___ Source material
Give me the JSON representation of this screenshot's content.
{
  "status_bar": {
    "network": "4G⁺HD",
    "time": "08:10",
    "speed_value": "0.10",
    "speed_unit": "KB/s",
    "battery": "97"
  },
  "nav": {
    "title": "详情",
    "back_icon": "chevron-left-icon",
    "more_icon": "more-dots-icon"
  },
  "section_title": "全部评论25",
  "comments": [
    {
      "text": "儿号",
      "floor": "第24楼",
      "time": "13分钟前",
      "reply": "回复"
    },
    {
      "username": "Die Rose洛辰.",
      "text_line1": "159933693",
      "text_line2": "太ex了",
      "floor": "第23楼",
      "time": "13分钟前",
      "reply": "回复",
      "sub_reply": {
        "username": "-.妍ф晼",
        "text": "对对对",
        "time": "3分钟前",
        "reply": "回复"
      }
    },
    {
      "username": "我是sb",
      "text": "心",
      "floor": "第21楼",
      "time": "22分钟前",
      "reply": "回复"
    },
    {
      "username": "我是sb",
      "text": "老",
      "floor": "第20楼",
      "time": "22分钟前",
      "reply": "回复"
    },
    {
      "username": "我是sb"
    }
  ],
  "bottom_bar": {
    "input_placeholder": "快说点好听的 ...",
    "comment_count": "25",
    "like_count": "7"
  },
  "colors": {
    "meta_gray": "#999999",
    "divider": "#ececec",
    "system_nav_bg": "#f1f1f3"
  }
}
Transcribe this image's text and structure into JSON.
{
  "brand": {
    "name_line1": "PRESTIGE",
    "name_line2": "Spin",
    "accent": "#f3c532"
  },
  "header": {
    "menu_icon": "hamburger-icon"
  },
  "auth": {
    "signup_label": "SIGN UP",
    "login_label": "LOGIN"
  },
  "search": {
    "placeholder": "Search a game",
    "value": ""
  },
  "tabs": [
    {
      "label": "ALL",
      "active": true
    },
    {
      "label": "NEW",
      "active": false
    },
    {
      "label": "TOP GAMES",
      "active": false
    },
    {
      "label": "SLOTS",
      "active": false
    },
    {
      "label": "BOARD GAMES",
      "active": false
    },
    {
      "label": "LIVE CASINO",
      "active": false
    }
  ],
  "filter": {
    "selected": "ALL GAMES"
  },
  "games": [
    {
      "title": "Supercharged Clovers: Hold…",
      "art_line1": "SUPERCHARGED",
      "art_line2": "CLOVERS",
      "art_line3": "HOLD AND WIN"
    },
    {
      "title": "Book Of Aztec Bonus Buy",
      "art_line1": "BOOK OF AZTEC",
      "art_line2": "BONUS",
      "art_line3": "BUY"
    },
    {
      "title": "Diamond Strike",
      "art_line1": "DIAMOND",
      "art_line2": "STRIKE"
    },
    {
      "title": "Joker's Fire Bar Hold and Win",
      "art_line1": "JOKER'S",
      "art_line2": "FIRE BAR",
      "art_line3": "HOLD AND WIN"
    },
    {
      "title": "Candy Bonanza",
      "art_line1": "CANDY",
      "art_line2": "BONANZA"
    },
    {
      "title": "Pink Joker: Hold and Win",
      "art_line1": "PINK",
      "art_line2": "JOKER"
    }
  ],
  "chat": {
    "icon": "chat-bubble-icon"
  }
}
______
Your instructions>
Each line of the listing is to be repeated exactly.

Answer to this task>
Give me the JSON representation of this screenshot's content.
{
  "status_bar": {
    "network": "4G⁺HD",
    "time": "08:10",
    "speed_value": "0.10",
    "speed_unit": "KB/s",
    "battery": "97"
  },
  "nav": {
    "title": "详情",
    "back_icon": "chevron-left-icon",
    "more_icon": "more-dots-icon"
  },
  "section_title": "全部评论25",
  "comments": [
    {
      "text": "儿号",
      "floor": "第24楼",
      "time": "13分钟前",
      "reply": "回复"
    },
    {
      "username": "Die Rose洛辰.",
      "text_line1": "159933693",
      "text_line2": "太ex了",
      "floor": "第23楼",
      "time": "13分钟前",
      "reply": "回复",
      "sub_reply": {
        "username": "-.妍ф晼",
        "text": "对对对",
        "time": "3分钟前",
        "reply": "回复"
      }
    },
    {
      "username": "我是sb",
      "text": "心",
      "floor": "第21楼",
      "time": "22分钟前",
      "reply": "回复"
    },
    {
      "username": "我是sb",
      "text": "老",
      "floor": "第20楼",
      "time": "22分钟前",
      "reply": "回复"
    },
    {
      "username": "我是sb"
    }
  ],
  "bottom_bar": {
    "input_placeholder": "快说点好听的 ...",
    "comment_count": "25",
    "like_count": "7"
  },
  "colors": {
    "meta_gray": "#999999",
    "divider": "#ececec",
    "system_nav_bg": "#f1f1f3"
  }
}
Transcribe this image's text and structure into JSON.
{
  "brand": {
    "name_line1": "PRESTIGE",
    "name_line2": "Spin",
    "accent": "#f3c532"
  },
  "header": {
    "menu_icon": "hamburger-icon"
  },
  "auth": {
    "signup_label": "SIGN UP",
    "login_label": "LOGIN"
  },
  "search": {
    "placeholder": "Search a game",
    "value": ""
  },
  "tabs": [
    {
      "label": "ALL",
      "active": true
    },
    {
      "label": "NEW",
      "active": false
    },
    {
      "label": "TOP GAMES",
      "active": false
    },
    {
      "label": "SLOTS",
      "active": false
    },
    {
      "label": "BOARD GAMES",
      "active": false
    },
    {
      "label": "LIVE CASINO",
      "active": false
    }
  ],
  "filter": {
    "selected": "ALL GAMES"
  },
  "games": [
    {
      "title": "Supercharged Clovers: Hold…",
      "art_line1": "SUPERCHARGED",
      "art_line2": "CLOVERS",
      "art_line3": "HOLD AND WIN"
    },
    {
      "title": "Book Of Aztec Bonus Buy",
      "art_line1": "BOOK OF AZTEC",
      "art_line2": "BONUS",
      "art_line3": "BUY"
    },
    {
      "title": "Diamond Strike",
      "art_line1": "DIAMOND",
      "art_line2": "STRIKE"
    },
    {
      "title": "Joker's Fire Bar Hold and Win",
      "art_line1": "JOKER'S",
      "art_line2": "FIRE BAR",
      "art_line3": "HOLD AND WIN"
    },
    {
      "title": "Candy Bonanza",
      "art_line1": "CANDY",
      "art_line2": "BONANZA"
    },
    {
      "title": "Pink Joker: Hold and Win",
      "art_line1": "PINK",
      "art_line2": "JOKER"
    }
  ],
  "chat": {
    "icon": "chat-bubble-icon"
  }
}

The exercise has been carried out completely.